The same cannot be said for the Manbij Pocket. The Arab-dominated groups in the area have a fractured command structure and are not united – and therefore have struggled to coordinate offensives on the battlefield. Furthermore, the United States cannot conceivably work with the most dominant group in the area, Ahrar al-Sham, because of its links to Nusra. The Syrian regime and its Russian allies have also used airpower to disrupt rebel operations in other areas in Syria, forcing groups to move manpower to defend other fronts in Idlib.
To enable offensive operations in the pocket, the United States and Turkey have an immediate incentive to support the reaffirmation of the “cessation of hostilities,” in order to limit regime air operations throughout the country. This would allow for the groups in the pocket to focus on ISIS, rather than shuffling man and material to defend other fronts with the regime. To address the command and control issue, Turkey could deploy its own SOFs with allied rebel groups. Turkish SOFs could then pass data to the coalition to aid with the air campaign in the area. Turkish SOFs are, in general, held in high regard by their American counterparts and the two militaries have worked together to target the PKK, using drones that share data in a US-Turkish manned intelligence fusion cell in Ankara.

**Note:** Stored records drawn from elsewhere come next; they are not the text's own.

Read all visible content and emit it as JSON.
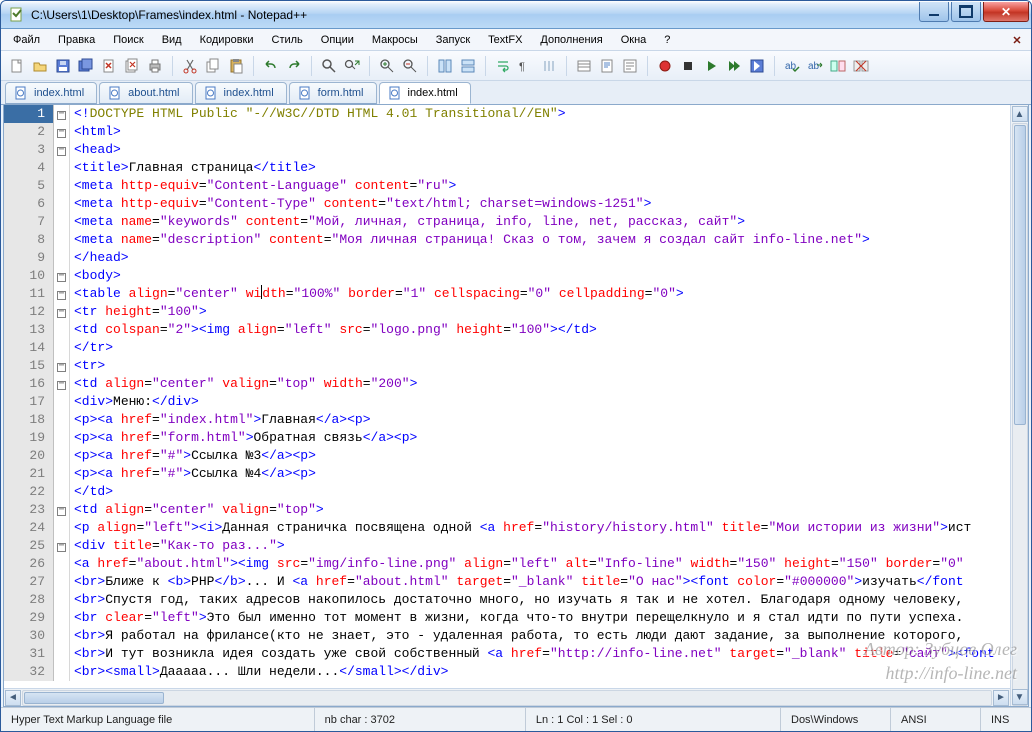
{
  "window": {
    "title": "C:\\Users\\1\\Desktop\\Frames\\index.html - Notepad++"
  },
  "menu": {
    "items": [
      "Файл",
      "Правка",
      "Поиск",
      "Вид",
      "Кодировки",
      "Стиль",
      "Опции",
      "Макросы",
      "Запуск",
      "TextFX",
      "Дополнения",
      "Окна",
      "?"
    ]
  },
  "tabs": [
    {
      "label": "index.html",
      "active": false
    },
    {
      "label": "about.html",
      "active": false
    },
    {
      "label": "index.html",
      "active": false
    },
    {
      "label": "form.html",
      "active": false
    },
    {
      "label": "index.html",
      "active": true
    }
  ],
  "toolbar_icons": [
    "new-file-icon",
    "open-file-icon",
    "save-icon",
    "save-all-icon",
    "close-icon",
    "close-all-icon",
    "print-icon",
    "sep",
    "cut-icon",
    "copy-icon",
    "paste-icon",
    "sep",
    "undo-icon",
    "redo-icon",
    "sep",
    "find-icon",
    "replace-icon",
    "sep",
    "zoom-in-icon",
    "zoom-out-icon",
    "sep",
    "sync-v-icon",
    "sync-h-icon",
    "sep",
    "word-wrap-icon",
    "show-all-chars-icon",
    "indent-guide-icon",
    "sep",
    "folder-icon",
    "doc-map-icon",
    "function-list-icon",
    "sep",
    "record-macro-icon",
    "stop-macro-icon",
    "play-macro-icon",
    "play-multi-icon",
    "save-macro-icon",
    "sep",
    "spellcheck-icon",
    "spellcheck-next-icon",
    "compare-icon",
    "clear-compare-icon"
  ],
  "status": {
    "type": "Hyper Text Markup Language file",
    "nbchar": "nb char : 3702",
    "pos": "Ln : 1   Col : 1   Sel : 0",
    "eol": "Dos\\Windows",
    "enc": "ANSI",
    "mode": "INS"
  },
  "watermark": {
    "l1": "Автор: Зубцов Олег",
    "l2": "http://info-line.net"
  },
  "lines": [
    {
      "n": 1,
      "fold": "box",
      "html": "<span class='tag'>&lt;!</span><span class='cmt'>DOCTYPE HTML Public \"-//W3C//DTD HTML 4.01 Transitional//EN\"</span><span class='tag'>&gt;</span>"
    },
    {
      "n": 2,
      "fold": "box",
      "html": "<span class='tag'>&lt;html&gt;</span>"
    },
    {
      "n": 3,
      "fold": "box",
      "html": "<span class='tag'>&lt;head&gt;</span>"
    },
    {
      "n": 4,
      "fold": "line",
      "html": "<span class='tag'>&lt;title&gt;</span><span class='txt'>Главная страница</span><span class='tag'>&lt;/title&gt;</span>"
    },
    {
      "n": 5,
      "fold": "line",
      "html": "<span class='tag'>&lt;meta</span> <span class='attr'>http-equiv</span>=<span class='str'>\"Content-Language\"</span> <span class='attr'>content</span>=<span class='str'>\"ru\"</span><span class='tag'>&gt;</span>"
    },
    {
      "n": 6,
      "fold": "line",
      "html": "<span class='tag'>&lt;meta</span> <span class='attr'>http-equiv</span>=<span class='str'>\"Content-Type\"</span> <span class='attr'>content</span>=<span class='str'>\"text/html; charset=windows-1251\"</span><span class='tag'>&gt;</span>"
    },
    {
      "n": 7,
      "fold": "line",
      "html": "<span class='tag'>&lt;meta</span> <span class='attr'>name</span>=<span class='str'>\"keywords\"</span> <span class='attr'>content</span>=<span class='str'>\"Мой, личная, страница, info, line, net, рассказ, сайт\"</span><span class='tag'>&gt;</span>"
    },
    {
      "n": 8,
      "fold": "line",
      "html": "<span class='tag'>&lt;meta</span> <span class='attr'>name</span>=<span class='str'>\"description\"</span> <span class='attr'>content</span>=<span class='str'>\"Моя личная страница! Сказ о том, зачем я создал сайт info-line.net\"</span><span class='tag'>&gt;</span>"
    },
    {
      "n": 9,
      "fold": "line",
      "html": "<span class='tag'>&lt;/head&gt;</span>"
    },
    {
      "n": 10,
      "fold": "box",
      "html": "<span class='tag'>&lt;body&gt;</span>"
    },
    {
      "n": 11,
      "fold": "box",
      "html": "<span class='tag'>&lt;table</span> <span class='attr'>align</span>=<span class='str'>\"center\"</span> <span class='attr'>wi<span class='cursor'></span>dth</span>=<span class='str'>\"100%\"</span> <span class='attr'>border</span>=<span class='str'>\"1\"</span> <span class='attr'>cellspacing</span>=<span class='str'>\"0\"</span> <span class='attr'>cellpadding</span>=<span class='str'>\"0\"</span><span class='tag'>&gt;</span>"
    },
    {
      "n": 12,
      "fold": "box",
      "html": "<span class='tag'>&lt;tr</span> <span class='attr'>height</span>=<span class='str'>\"100\"</span><span class='tag'>&gt;</span>"
    },
    {
      "n": 13,
      "fold": "line",
      "html": "<span class='tag'>&lt;td</span> <span class='attr'>colspan</span>=<span class='str'>\"2\"</span><span class='tag'>&gt;&lt;img</span> <span class='attr'>align</span>=<span class='str'>\"left\"</span> <span class='attr'>src</span>=<span class='str'>\"logo.png\"</span> <span class='attr'>height</span>=<span class='str'>\"100\"</span><span class='tag'>&gt;&lt;/td&gt;</span>"
    },
    {
      "n": 14,
      "fold": "line",
      "html": "<span class='tag'>&lt;/tr&gt;</span>"
    },
    {
      "n": 15,
      "fold": "box",
      "html": "<span class='tag'>&lt;tr&gt;</span>"
    },
    {
      "n": 16,
      "fold": "box",
      "html": "<span class='tag'>&lt;td</span> <span class='attr'>align</span>=<span class='str'>\"center\"</span> <span class='attr'>valign</span>=<span class='str'>\"top\"</span> <span class='attr'>width</span>=<span class='str'>\"200\"</span><span class='tag'>&gt;</span>"
    },
    {
      "n": 17,
      "fold": "line",
      "html": "<span class='tag'>&lt;div&gt;</span><span class='txt'>Меню:</span><span class='tag'>&lt;/div&gt;</span>"
    },
    {
      "n": 18,
      "fold": "line",
      "html": "<span class='tag'>&lt;p&gt;&lt;a</span> <span class='attr'>href</span>=<span class='str'>\"index.html\"</span><span class='tag'>&gt;</span><span class='txt'>Главная</span><span class='tag'>&lt;/a&gt;&lt;p&gt;</span>"
    },
    {
      "n": 19,
      "fold": "line",
      "html": "<span class='tag'>&lt;p&gt;&lt;a</span> <span class='attr'>href</span>=<span class='str'>\"form.html\"</span><span class='tag'>&gt;</span><span class='txt'>Обратная связь</span><span class='tag'>&lt;/a&gt;&lt;p&gt;</span>"
    },
    {
      "n": 20,
      "fold": "line",
      "html": "<span class='tag'>&lt;p&gt;&lt;a</span> <span class='attr'>href</span>=<span class='str'>\"#\"</span><span class='tag'>&gt;</span><span class='txt'>Ссылка №3</span><span class='tag'>&lt;/a&gt;&lt;p&gt;</span>"
    },
    {
      "n": 21,
      "fold": "line",
      "html": "<span class='tag'>&lt;p&gt;&lt;a</span> <span class='attr'>href</span>=<span class='str'>\"#\"</span><span class='tag'>&gt;</span><span class='txt'>Ссылка №4</span><span class='tag'>&lt;/a&gt;&lt;p&gt;</span>"
    },
    {
      "n": 22,
      "fold": "line",
      "html": "<span class='tag'>&lt;/td&gt;</span>"
    },
    {
      "n": 23,
      "fold": "box",
      "html": "<span class='tag'>&lt;td</span> <span class='attr'>align</span>=<span class='str'>\"center\"</span> <span class='attr'>valign</span>=<span class='str'>\"top\"</span><span class='tag'>&gt;</span>"
    },
    {
      "n": 24,
      "fold": "line",
      "html": "<span class='tag'>&lt;p</span> <span class='attr'>align</span>=<span class='str'>\"left\"</span><span class='tag'>&gt;&lt;i&gt;</span><span class='txt'>Данная страничка посвящена одной </span><span class='tag'>&lt;a</span> <span class='attr'>href</span>=<span class='str'>\"history/history.html\"</span> <span class='attr'>title</span>=<span class='str'>\"Мои истории из жизни\"</span><span class='tag'>&gt;</span><span class='txt'>ист</span>"
    },
    {
      "n": 25,
      "fold": "box",
      "html": "<span class='tag'>&lt;div</span> <span class='attr'>title</span>=<span class='str'>\"Как-то раз...\"</span><span class='tag'>&gt;</span>"
    },
    {
      "n": 26,
      "fold": "line",
      "html": "<span class='tag'>&lt;a</span> <span class='attr'>href</span>=<span class='str'>\"about.html\"</span><span class='tag'>&gt;&lt;img</span> <span class='attr'>src</span>=<span class='str'>\"img/info-line.png\"</span> <span class='attr'>align</span>=<span class='str'>\"left\"</span> <span class='attr'>alt</span>=<span class='str'>\"Info-line\"</span> <span class='attr'>width</span>=<span class='str'>\"150\"</span> <span class='attr'>height</span>=<span class='str'>\"150\"</span> <span class='attr'>border</span>=<span class='str'>\"0\"</span>"
    },
    {
      "n": 27,
      "fold": "line",
      "html": "<span class='tag'>&lt;br&gt;</span><span class='txt'>Ближе к </span><span class='tag'>&lt;b&gt;</span><span class='txt'>PHP</span><span class='tag'>&lt;/b&gt;</span><span class='txt'>... И </span><span class='tag'>&lt;a</span> <span class='attr'>href</span>=<span class='str'>\"about.html\"</span> <span class='attr'>target</span>=<span class='str'>\"_blank\"</span> <span class='attr'>title</span>=<span class='str'>\"О нас\"</span><span class='tag'>&gt;&lt;font</span> <span class='attr'>color</span>=<span class='str'>\"#000000\"</span><span class='tag'>&gt;</span><span class='txt'>изучать</span><span class='tag'>&lt;/font</span>"
    },
    {
      "n": 28,
      "fold": "line",
      "html": "<span class='tag'>&lt;br&gt;</span><span class='txt'>Спустя год, таких адресов накопилось достаточно много, но изучать я так и не хотел. Благодаря одному человеку,</span>"
    },
    {
      "n": 29,
      "fold": "line",
      "html": "<span class='tag'>&lt;br</span> <span class='attr'>clear</span>=<span class='str'>\"left\"</span><span class='tag'>&gt;</span><span class='txt'>Это был именно тот момент в жизни, когда что-то внутри перещелкнуло и я стал идти по пути успеха.</span>"
    },
    {
      "n": 30,
      "fold": "line",
      "html": "<span class='tag'>&lt;br&gt;</span><span class='txt'>Я работал на фрилансе(кто не знает, это - удаленная работа, то есть люди дают задание, за выполнение которого,</span>"
    },
    {
      "n": 31,
      "fold": "line",
      "html": "<span class='tag'>&lt;br&gt;</span><span class='txt'>И тут возникла идея создать уже свой собственный </span><span class='tag'>&lt;a</span> <span class='attr'>href</span>=<span class='str'>\"http://info-line.net\"</span> <span class='attr'>target</span>=<span class='str'>\"_blank\"</span> <span class='attr'>title</span>=<span class='str'>\"сайт\"</span><span class='tag'>&gt;&lt;font</span>"
    },
    {
      "n": 32,
      "fold": "line",
      "html": "<span class='tag'>&lt;br&gt;&lt;small&gt;</span><span class='txt'>Дааааа... Шли недели...</span><span class='tag'>&lt;/small&gt;&lt;/div&gt;</span>"
    }
  ]
}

These forces, in turn, could be augmented through a partial revitalization of the T&E program, designed to train a small number of fighters to pass coordinates to US targeting teams. This program would mirror that of US efforts with the YPG, and therefore help make the non-Kurdish forces in the pocket more effective.
This approach requires greater allied SOF presence in the Manbij Pocket, together with a concerted push to prevent the outbreak of fighting between the YPG and Turkish-backed rebels in the area. Tensions between these two groups hinders the campaign against ISIS, and would thus have to be addressed as part of the effort to take Raqqa. Turkey and the United States could agree on a joint list of groups to support, but Turkey should also consider moving beyond only arming these groups, and explore embedding SOFs with them. The YPG and hostile Arab groups, in this scenario, would not have to actually join with one another, but simply maintain a very cold ceasefire. In a longer term concession, the Arab groups could grant the YPG freedom of movement to Efrin through a dedicated corridor, giving the YPG less incentive to fight to take territory.
The dynamics in the Manbij pocket preclude the type of military campaign the United States is currently waging in coordination with the YPG and the Peshmerga. Turkey could play a greater role moving forward, but would have to be prepared to use ground forces to realize its interests in Syria. Absent this type of change, the events in Syria will eventually require the closing of the pocket. The YPG is prepared to do it, and thus could be counted upon to fight ISIS. There is still room for compromise and joint action, but the options are narrowing – and Turkey may have to escalate to realize its military goals.
Aaron Stein is the Senior Resident Fellow for Turkey with the Rafik Hariri Center for the Middle East.